◆ Task directions
Your answer should be a single number: how many lines in the data below hold the string "name".

◆ Input
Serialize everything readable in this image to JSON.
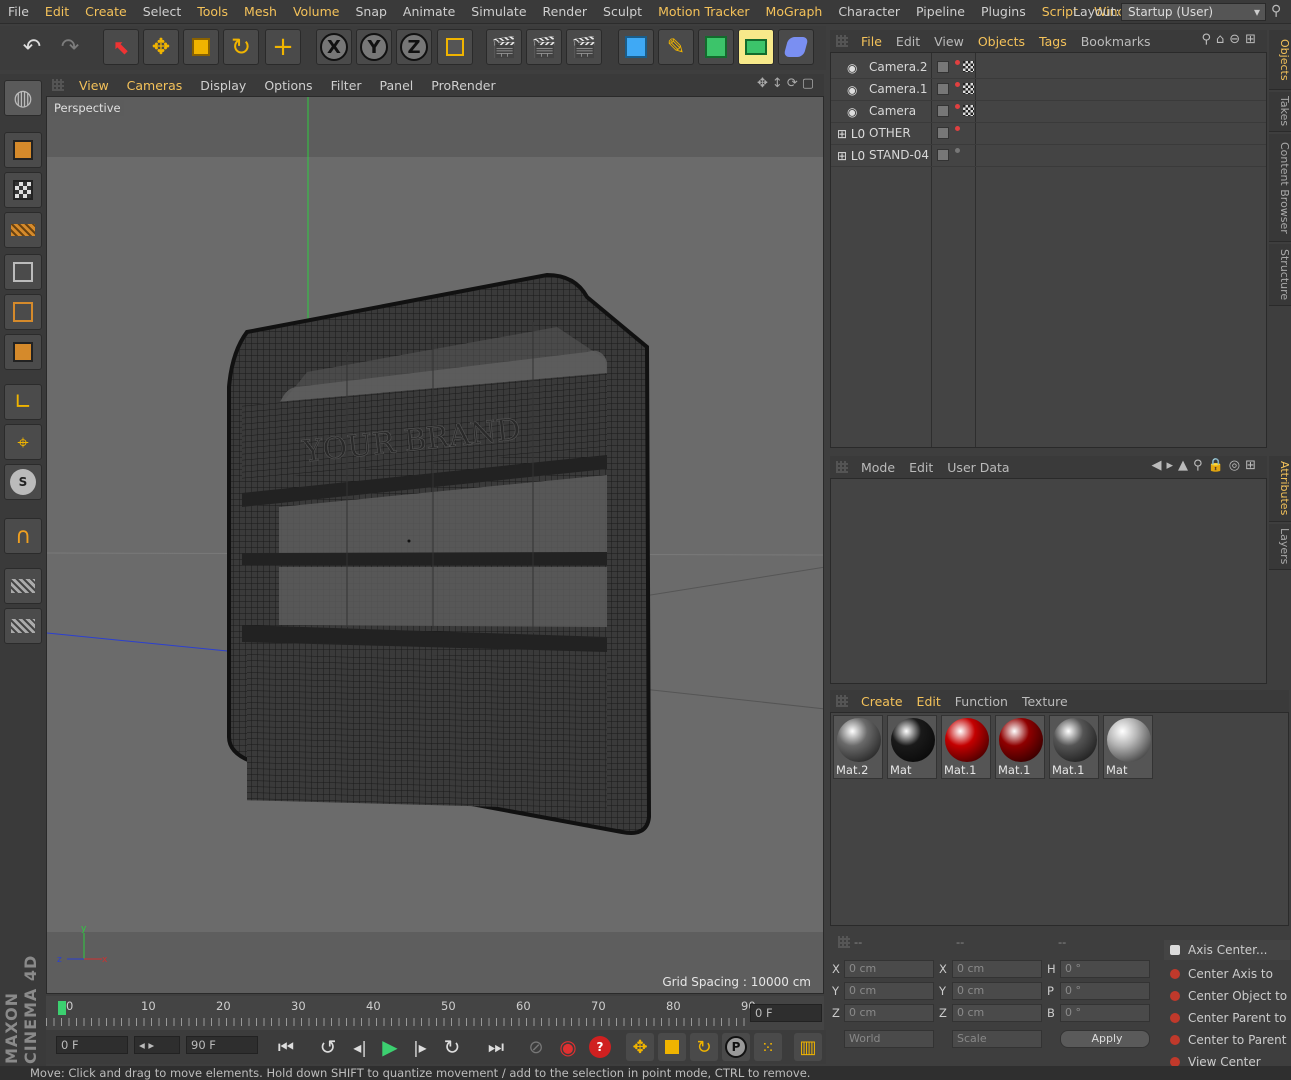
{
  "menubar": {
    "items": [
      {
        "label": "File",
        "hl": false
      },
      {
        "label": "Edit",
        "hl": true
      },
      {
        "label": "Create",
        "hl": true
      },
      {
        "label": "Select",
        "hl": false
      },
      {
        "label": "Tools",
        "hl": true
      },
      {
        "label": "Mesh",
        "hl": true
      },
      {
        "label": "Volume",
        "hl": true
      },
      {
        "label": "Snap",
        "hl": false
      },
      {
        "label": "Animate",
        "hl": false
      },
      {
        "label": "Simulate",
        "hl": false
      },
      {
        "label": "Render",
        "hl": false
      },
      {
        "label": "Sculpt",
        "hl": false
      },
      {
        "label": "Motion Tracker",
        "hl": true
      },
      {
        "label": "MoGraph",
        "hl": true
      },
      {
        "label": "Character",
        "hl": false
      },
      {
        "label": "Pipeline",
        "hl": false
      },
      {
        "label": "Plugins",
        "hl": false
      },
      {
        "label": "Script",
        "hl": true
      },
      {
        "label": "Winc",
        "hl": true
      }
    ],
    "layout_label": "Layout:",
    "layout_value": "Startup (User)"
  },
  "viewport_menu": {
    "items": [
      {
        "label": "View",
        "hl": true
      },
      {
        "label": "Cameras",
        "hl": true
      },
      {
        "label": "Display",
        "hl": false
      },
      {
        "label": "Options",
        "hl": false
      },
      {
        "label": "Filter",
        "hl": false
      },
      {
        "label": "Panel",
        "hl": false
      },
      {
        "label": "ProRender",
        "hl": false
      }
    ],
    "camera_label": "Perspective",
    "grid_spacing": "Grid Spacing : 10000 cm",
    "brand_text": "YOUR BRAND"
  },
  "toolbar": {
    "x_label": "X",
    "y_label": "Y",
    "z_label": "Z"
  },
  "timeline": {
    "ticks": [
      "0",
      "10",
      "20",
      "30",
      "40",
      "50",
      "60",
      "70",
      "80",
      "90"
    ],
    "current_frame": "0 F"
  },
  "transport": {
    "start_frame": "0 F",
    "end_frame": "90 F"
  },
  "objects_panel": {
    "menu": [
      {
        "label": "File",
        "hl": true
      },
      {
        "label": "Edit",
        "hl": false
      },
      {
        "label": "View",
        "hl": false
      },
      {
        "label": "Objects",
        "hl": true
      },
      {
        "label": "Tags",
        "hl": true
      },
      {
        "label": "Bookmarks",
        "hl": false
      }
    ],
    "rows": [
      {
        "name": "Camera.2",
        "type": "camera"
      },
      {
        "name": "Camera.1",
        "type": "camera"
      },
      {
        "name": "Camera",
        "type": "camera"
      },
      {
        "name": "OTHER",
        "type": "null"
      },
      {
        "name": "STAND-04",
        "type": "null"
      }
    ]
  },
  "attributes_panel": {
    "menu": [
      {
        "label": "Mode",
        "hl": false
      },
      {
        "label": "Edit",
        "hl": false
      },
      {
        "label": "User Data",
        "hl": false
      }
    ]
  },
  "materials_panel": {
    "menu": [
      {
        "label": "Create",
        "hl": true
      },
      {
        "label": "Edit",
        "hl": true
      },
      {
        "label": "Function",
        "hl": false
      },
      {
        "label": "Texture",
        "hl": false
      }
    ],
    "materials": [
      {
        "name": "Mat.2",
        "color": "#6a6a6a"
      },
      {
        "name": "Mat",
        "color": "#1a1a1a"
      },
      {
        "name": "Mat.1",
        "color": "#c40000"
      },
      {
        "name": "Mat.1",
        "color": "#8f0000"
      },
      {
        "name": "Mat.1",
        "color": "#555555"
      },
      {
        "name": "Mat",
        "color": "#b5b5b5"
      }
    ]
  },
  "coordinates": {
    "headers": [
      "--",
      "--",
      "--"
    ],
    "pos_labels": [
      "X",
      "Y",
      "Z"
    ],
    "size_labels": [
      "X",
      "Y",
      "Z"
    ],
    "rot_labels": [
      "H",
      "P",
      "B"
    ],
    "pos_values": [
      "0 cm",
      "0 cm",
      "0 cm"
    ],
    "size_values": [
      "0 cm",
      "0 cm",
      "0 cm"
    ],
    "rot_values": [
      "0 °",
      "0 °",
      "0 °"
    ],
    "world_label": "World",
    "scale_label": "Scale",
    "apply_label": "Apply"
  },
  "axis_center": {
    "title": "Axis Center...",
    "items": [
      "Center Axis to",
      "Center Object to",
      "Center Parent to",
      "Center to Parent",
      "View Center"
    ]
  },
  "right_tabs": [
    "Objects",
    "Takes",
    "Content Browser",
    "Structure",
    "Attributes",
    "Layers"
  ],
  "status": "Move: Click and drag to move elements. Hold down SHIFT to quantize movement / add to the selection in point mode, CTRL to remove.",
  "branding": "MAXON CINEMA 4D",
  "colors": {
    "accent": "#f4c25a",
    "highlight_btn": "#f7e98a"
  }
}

◆ Reply to the task
11